    it's really easy to duplicate because it's obvious that such things
    will sell like hotcakes.

    Look at all the knock-off fashion places, that have reasonably priced
    reasonable facsimiles of the dresses worn at the Oscar ceremonies,
    two days later.

  17. See this

    Note INTERMITTENT WINDSCREEN WIPER Inventor: Robert Kearns in particular.

    All a patent does is let you go to court.

  18. If thats the case then theres no justice at all. You have to pay around 20k+
    just to go to court? I thought it was everyones right?

    The reason its hard is not because the patent(although it is excessively
    expensive) but because the lawyers want to sink there teeth into anything
    they can. It will only get worse because, as everyone knows, lawyers just
    get greeder and greeder. I know what your thinking but I guess theres no
    limit to greed.
  19. Sure. Note what happened when Sony and Disney wanted protection. The
    congress weasels couldn't change the law fast enough. I'm sure Sonny Bono
    would still be getting "campaign contributions" if he hadn't eaten a tree
    while checking out some chick's ass.
  20. Wim Lewis

    Wim Lewis Guest
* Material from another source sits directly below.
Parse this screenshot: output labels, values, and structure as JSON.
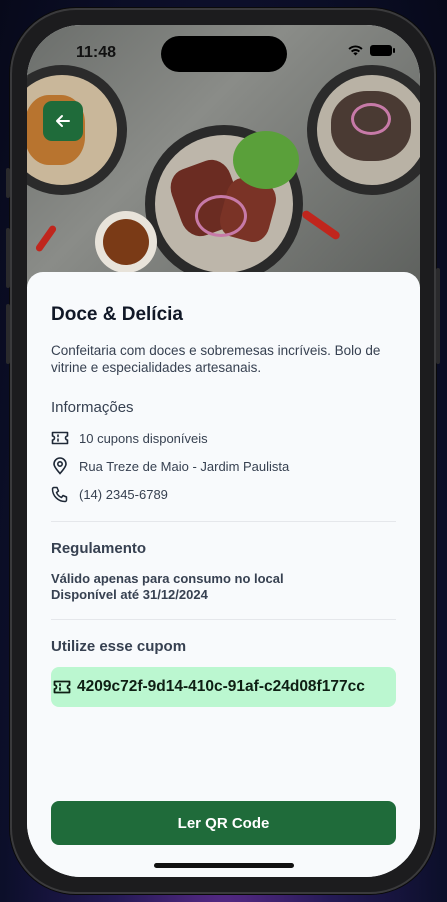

    In that case, look into whether you have a copyright or trademark case.
    If the guy copied the physical layout of your circuit or the exact
    design of your case, you might have a copyright case. If he's selling
    something in such a way that a buyer might think they're buying your widget
    but are actually buying the other guy's widget, then you might have
    a trademark case, or you might be able to register a trademark for
    your next product. Maybe you could ask in a legal newsgroup like[.moderated], or find a book on the subject, like Nolo Press's
    series of legal books for non-lawyers.
    This is true. I think that, oftentimes, the risky and innovative step
    is figuring out what unmet need exists (or in the case of pet rocks,
    an unmet non-need?). But that's not a protectable discovery, unlike
    the product you come up with to meet that need, which might be patentable
    or whatever. But once the need is recognized, there might be a zillion
    different obvious ways to meet it.
Ask a Question
Want to reply to this thread or ask your own question?
You'll need to choose a username for the site, which only take a couple of moments (here). After that, you can post your question and our members will help you out.
Electronics Point Logo
Continue to site
Quote of the day